Second, the company has not just been busy refining our engines. Detroit Diesel has been preparing the field and our service literature, technician training, parts, and diagnostic tools – all are ready a full year before we launch! And, we have our manufacturing facility, suppliers, and quality function ramped up to support production of the new engines – things we’ve had in place since last fall.
Third, Detroit Diesel has a long and renowned history of diesel engine development and manufacturing. We have nearly 70 years of engine expertise and capability under our belts to support the 2007 program. And we aren’t just looking at ’07, we have programs in development to further our technology position for 2010 and beyond.
Preparation is Key
So what did the company do for ’07 that we haven’t done in the past? Simple: We planned better.
Detroit Diesel will be better prepared than ever and we are accomplishing this through all of these efforts. But the cornerstone of our 2007 program has been, and will continue to be right up until start of production, engine testing.
Detroit Diesel’s first 2007 Series 60 was on a test stand in August of 2004. Since then, we have racked up millions of reliability and durability testing miles across all three engine platforms, and we are in the middle of a comprehensive Customer Demonstration Program that will only serve to strengthen the performance of the engines that we bring to market in 2007. When all is said and done with the testing program, we will have accumulated 24 million test miles on our three engine platforms.
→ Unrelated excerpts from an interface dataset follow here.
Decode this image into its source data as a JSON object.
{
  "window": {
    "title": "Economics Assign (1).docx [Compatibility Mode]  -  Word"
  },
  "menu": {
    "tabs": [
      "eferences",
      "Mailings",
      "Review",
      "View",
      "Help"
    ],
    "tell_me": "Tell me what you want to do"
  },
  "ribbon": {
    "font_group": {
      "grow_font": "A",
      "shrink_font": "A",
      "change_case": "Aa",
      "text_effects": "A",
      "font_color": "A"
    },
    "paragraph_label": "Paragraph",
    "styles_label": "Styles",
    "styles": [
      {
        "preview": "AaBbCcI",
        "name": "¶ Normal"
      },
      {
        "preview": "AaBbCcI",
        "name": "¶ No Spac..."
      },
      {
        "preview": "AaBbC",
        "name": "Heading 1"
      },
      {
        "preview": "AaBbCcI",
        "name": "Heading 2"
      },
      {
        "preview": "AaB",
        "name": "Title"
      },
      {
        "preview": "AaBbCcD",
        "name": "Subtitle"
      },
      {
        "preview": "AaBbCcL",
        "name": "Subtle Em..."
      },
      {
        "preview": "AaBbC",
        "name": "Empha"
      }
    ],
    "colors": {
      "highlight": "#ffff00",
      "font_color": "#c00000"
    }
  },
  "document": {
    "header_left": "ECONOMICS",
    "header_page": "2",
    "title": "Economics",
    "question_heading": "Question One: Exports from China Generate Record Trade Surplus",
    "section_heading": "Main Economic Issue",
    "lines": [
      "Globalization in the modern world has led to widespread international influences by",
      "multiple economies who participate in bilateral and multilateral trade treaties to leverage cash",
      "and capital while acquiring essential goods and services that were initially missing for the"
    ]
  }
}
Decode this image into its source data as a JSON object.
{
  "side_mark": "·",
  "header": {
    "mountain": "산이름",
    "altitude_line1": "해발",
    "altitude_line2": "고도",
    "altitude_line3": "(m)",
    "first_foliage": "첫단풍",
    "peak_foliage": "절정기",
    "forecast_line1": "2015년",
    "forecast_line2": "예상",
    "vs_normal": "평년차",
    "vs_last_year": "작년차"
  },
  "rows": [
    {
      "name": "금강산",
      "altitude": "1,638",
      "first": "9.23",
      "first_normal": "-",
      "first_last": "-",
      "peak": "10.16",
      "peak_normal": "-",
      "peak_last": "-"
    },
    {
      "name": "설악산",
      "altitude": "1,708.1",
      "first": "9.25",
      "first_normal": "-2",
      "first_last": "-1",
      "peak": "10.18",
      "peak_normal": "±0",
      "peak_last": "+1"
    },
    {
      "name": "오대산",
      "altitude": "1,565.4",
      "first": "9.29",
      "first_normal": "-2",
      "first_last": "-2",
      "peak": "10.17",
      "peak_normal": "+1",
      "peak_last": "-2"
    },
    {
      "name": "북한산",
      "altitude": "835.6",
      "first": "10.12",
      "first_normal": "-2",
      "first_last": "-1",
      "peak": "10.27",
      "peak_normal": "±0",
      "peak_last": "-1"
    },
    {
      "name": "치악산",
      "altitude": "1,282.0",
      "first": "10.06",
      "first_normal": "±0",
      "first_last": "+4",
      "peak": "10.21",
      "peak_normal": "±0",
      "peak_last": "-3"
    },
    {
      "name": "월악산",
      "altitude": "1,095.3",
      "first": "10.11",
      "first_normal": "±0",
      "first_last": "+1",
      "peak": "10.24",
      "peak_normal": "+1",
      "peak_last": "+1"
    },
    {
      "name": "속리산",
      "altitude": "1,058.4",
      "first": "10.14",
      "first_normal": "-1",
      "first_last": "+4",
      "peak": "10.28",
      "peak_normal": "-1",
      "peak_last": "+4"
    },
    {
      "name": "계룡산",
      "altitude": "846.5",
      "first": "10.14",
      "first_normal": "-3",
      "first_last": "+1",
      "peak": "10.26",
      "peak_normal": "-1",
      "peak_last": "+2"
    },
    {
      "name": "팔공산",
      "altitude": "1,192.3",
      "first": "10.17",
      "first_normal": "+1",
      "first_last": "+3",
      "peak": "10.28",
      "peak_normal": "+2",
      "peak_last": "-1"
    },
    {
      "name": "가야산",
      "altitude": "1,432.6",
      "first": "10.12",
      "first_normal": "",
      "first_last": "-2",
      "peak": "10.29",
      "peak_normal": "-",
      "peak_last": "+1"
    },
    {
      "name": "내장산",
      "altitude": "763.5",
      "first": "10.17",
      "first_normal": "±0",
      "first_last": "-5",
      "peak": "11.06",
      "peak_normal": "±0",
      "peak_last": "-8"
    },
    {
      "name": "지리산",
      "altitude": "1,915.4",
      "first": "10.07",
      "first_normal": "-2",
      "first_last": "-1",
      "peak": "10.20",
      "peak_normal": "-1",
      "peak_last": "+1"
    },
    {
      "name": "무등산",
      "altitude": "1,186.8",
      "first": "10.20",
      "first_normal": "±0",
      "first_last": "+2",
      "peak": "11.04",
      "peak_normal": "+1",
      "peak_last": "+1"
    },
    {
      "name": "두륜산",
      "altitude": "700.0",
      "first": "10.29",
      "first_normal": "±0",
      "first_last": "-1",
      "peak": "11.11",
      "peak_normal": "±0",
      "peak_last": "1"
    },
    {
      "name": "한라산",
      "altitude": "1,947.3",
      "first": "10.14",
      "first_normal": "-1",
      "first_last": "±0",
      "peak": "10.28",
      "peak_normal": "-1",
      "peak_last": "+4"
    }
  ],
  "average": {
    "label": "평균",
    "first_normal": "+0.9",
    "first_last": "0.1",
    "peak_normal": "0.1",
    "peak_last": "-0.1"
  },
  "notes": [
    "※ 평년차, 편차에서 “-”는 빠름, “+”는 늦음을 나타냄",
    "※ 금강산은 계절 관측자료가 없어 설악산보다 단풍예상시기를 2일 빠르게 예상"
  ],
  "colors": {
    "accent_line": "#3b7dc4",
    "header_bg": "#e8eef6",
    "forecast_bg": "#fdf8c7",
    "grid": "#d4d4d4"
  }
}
By comparison, for our 2004 launch, we accumulated 2.8 million laboratory miles and didn’t conduct a customer demonstration program.
The Detroit Diesel engineering test teams have been crisscrossing the country from in test trucks in order to prove out the engines in all climates and environments and in a variety of applications. And we are very excited about what we have seen – engines and aftertreatment systems performing well. But it doesn’t surprise us given the extensive preparation work that we’ve put into the program.
The 2007 engines are just another step on the evolutionary ladder of our industry. Change is difficult in a competitive environment such as ours and moving to a new product with new technology generates some apprehension.
But recognize that Detroit Diesel is ready to launch in 2007. We are using 2006 to refine our engines; hone our service and parts readiness, and validate our manufacturing capability. We’ve learned a lot from past launches and will continue to apply what we learn to make our products stronger so that when the new emissions standards take effect in 2007, our customers will reap the benefits from our preparation efforts.